Lt. Col. Arnold Bowen, 365 Training Squadron commander, gave admiration to the Key Spouses’ abilities to make themselves available to the families.

Outside looking in

Mike Winslow, Air Force Association Gen. Charles L. Donnelly Chapter 284 president, who also donated the food for the Key Spouse Dinner, gave a testament unlike the commanders’, providing the group with an outside perspective on the program.

Winslow, an Air Force family man himself, and his children have spent most of their lives with the Air Force. Through the example of his daughter and son-in-law, Winslow told the group why he believes the Key Spouse program is so important.

“My son-in-law, who is currently deployed, has only been able to witness the birth of one of his children,” Winslow said. “Without the Key Spouse program, my daughter, now pregnant with their fourth, would have no one to help support her during those moments when my son-in-law was called away for duty—they were for her when her husband couldn’t be."

Words of wisdom

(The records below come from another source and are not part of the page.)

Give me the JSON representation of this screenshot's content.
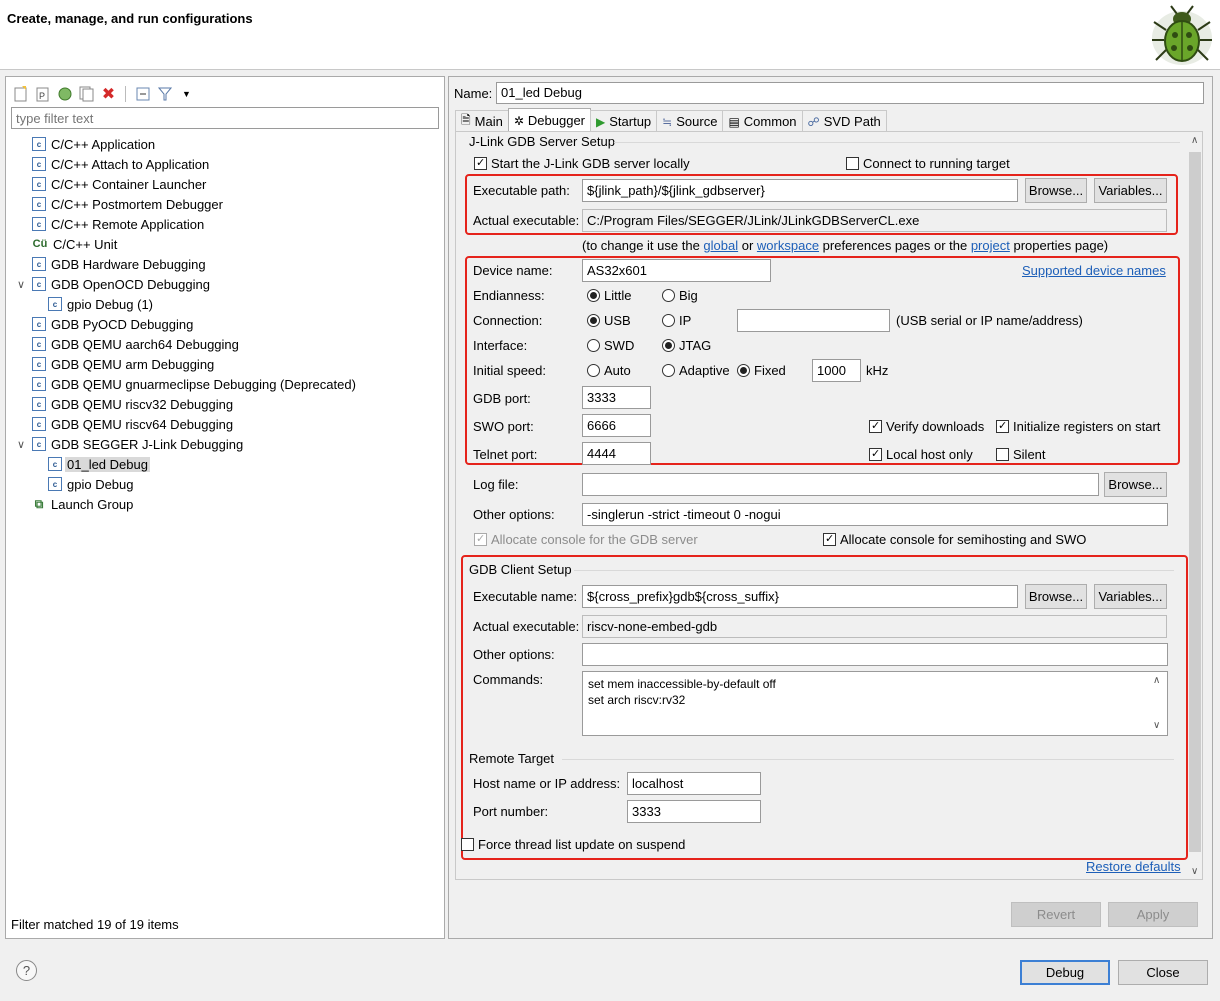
{
  "dialog": {
    "title": "Create, manage, and run configurations"
  },
  "left": {
    "filter_placeholder": "type filter text",
    "tree": [
      {
        "label": "C/C++ Application",
        "icon": "c-config-icon"
      },
      {
        "label": "C/C++ Attach to Application",
        "icon": "c-config-icon"
      },
      {
        "label": "C/C++ Container Launcher",
        "icon": "c-config-icon"
      },
      {
        "label": "C/C++ Postmortem Debugger",
        "icon": "c-config-icon"
      },
      {
        "label": "C/C++ Remote Application",
        "icon": "c-config-icon"
      },
      {
        "label": "C/C++ Unit",
        "icon": "c-unit-icon"
      },
      {
        "label": "GDB Hardware Debugging",
        "icon": "c-config-icon"
      },
      {
        "label": "GDB OpenOCD Debugging",
        "icon": "c-config-icon"
      },
      {
        "label": "gpio Debug (1)",
        "icon": "c-config-icon"
      },
      {
        "label": "GDB PyOCD Debugging",
        "icon": "c-config-icon"
      },
      {
        "label": "GDB QEMU aarch64 Debugging",
        "icon": "c-config-icon"
      },
      {
        "label": "GDB QEMU arm Debugging",
        "icon": "c-config-icon"
      },
      {
        "label": "GDB QEMU gnuarmeclipse Debugging (Deprecated)",
        "icon": "c-config-icon"
      },
      {
        "label": "GDB QEMU riscv32 Debugging",
        "icon": "c-config-icon"
      },
      {
        "label": "GDB QEMU riscv64 Debugging",
        "icon": "c-config-icon"
      },
      {
        "label": "GDB SEGGER J-Link Debugging",
        "icon": "c-config-icon"
      },
      {
        "label": "01_led Debug",
        "icon": "c-config-icon"
      },
      {
        "label": "gpio Debug",
        "icon": "c-config-icon"
      },
      {
        "label": "Launch Group",
        "icon": "launch-group-icon"
      }
    ],
    "filter_status": "Filter matched 19 of 19 items"
  },
  "right": {
    "name_label": "Name:",
    "name_value": "01_led Debug",
    "tabs": [
      {
        "label": "Main",
        "icon": "document-icon"
      },
      {
        "label": "Debugger",
        "icon": "bug-icon"
      },
      {
        "label": "Startup",
        "icon": "play-icon"
      },
      {
        "label": "Source",
        "icon": "source-icon"
      },
      {
        "label": "Common",
        "icon": "common-icon"
      },
      {
        "label": "SVD Path",
        "icon": "svd-icon"
      }
    ],
    "server": {
      "group": "J-Link GDB Server Setup",
      "start_locally": "Start the J-Link GDB server locally",
      "connect_running": "Connect to running target",
      "exec_path_label": "Executable path:",
      "exec_path_value": "${jlink_path}/${jlink_gdbserver}",
      "browse": "Browse...",
      "variables": "Variables...",
      "actual_label": "Actual executable:",
      "actual_value": "C:/Program Files/SEGGER/JLink/JLinkGDBServerCL.exe",
      "hint_prefix": "(to change it use the ",
      "hint_global": "global",
      "hint_or": " or ",
      "hint_workspace": "workspace",
      "hint_mid": " preferences pages or the ",
      "hint_project": "project",
      "hint_suffix": " properties page)",
      "device_label": "Device name:",
      "device_value": "AS32x601",
      "supported_link": "Supported device names",
      "endianness_label": "Endianness:",
      "little": "Little",
      "big": "Big",
      "connection_label": "Connection:",
      "usb": "USB",
      "ip": "IP",
      "usb_ip_value": "",
      "usb_ip_hint": "(USB serial or IP name/address)",
      "interface_label": "Interface:",
      "swd": "SWD",
      "jtag": "JTAG",
      "speed_label": "Initial speed:",
      "auto": "Auto",
      "adaptive": "Adaptive",
      "fixed": "Fixed",
      "speed_value": "1000",
      "khz": "kHz",
      "gdb_port_label": "GDB port:",
      "gdb_port_value": "3333",
      "swo_port_label": "SWO port:",
      "swo_port_value": "6666",
      "verify_downloads": "Verify downloads",
      "init_registers": "Initialize registers on start",
      "telnet_label": "Telnet port:",
      "telnet_value": "4444",
      "local_host_only": "Local host only",
      "silent": "Silent",
      "log_label": "Log file:",
      "log_value": "",
      "other_label": "Other options:",
      "other_value": "-singlerun -strict -timeout 0 -nogui",
      "alloc_gdb": "Allocate console for the GDB server",
      "alloc_semi": "Allocate console for semihosting and SWO"
    },
    "client": {
      "group": "GDB Client Setup",
      "exec_name_label": "Executable name:",
      "exec_name_value": "${cross_prefix}gdb${cross_suffix}",
      "actual_label": "Actual executable:",
      "actual_value": "riscv-none-embed-gdb",
      "other_label": "Other options:",
      "other_value": "",
      "commands_label": "Commands:",
      "commands_value": "set mem inaccessible-by-default off\nset arch riscv:rv32"
    },
    "remote": {
      "group": "Remote Target",
      "host_label": "Host name or IP address:",
      "host_value": "localhost",
      "port_label": "Port number:",
      "port_value": "3333"
    },
    "force_thread": "Force thread list update on suspend",
    "restore_defaults": "Restore defaults",
    "revert": "Revert",
    "apply": "Apply"
  },
  "footer": {
    "debug": "Debug",
    "close": "Close"
  }
}
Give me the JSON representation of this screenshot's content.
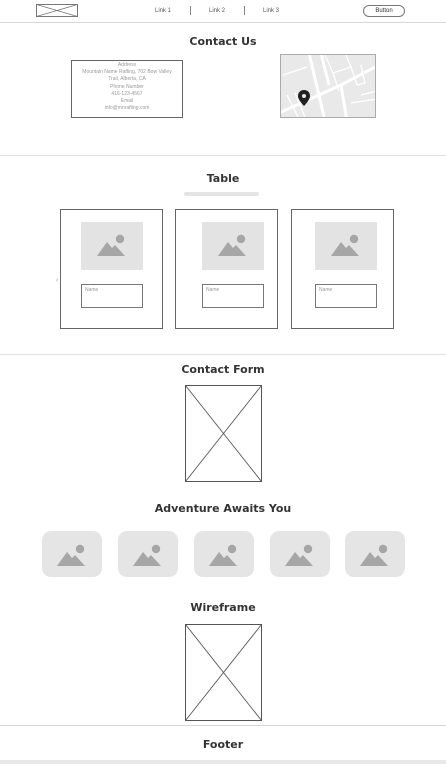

For Brooke DeWolf, wife of Col. Greg DeWolf, 82nd Medical Group commander, who is preparing to leave Sheppard after Col. DeWolf’s change of command, being a Key Spouse mentor has been an honor and privilege. As part of the program, spouses of commanders fulfill the role of Key Spouse Mentor, which gave her the opportunity to share knowledge, experience and guide the nearly non-existent 82nd MDG program from two years ago to where it is today, Mrs. DeWolf said.

As the DeWolf’s prepare to depart Sheppard, Mrs. DeWolf leaves the current and future Key Spouses with parting thoughts and advice.

“Looking at the big picture and creating a strong Key Spouse program is truly a team effort,” Mrs. DeWolf said. “It is critical that the team includes the support and guidance of the commanders and the First Sergeant. Additionally, since the program’s needs are different for every squadron and group, you have to figure out what will work best for your particular unit. It’s okay to try different things because whether you have one hundred people or one person participating, you have touched someone’s life. Never underestimate how powerful that can be.”

Key Spouses need to be the go-to person to garner support for families, specifically the deployed families, to provide information, assistance and to be there when it matters, Mrs. DeWolf said.

Bernadette Henderson, wife of Col. Paul Henderson, 782nd Training Group commander, also provided words of encouragement for those at the dinner.

“You are very special,” Mrs. Henderson said. “You are chosen. For that, you need to lead by example and strive to reach out to every spouse.”

To get more involved in the Key Spouse program and the activities they coordinate, contact the appropriate unit’s Key Spouse to discover ways to participate and get connected.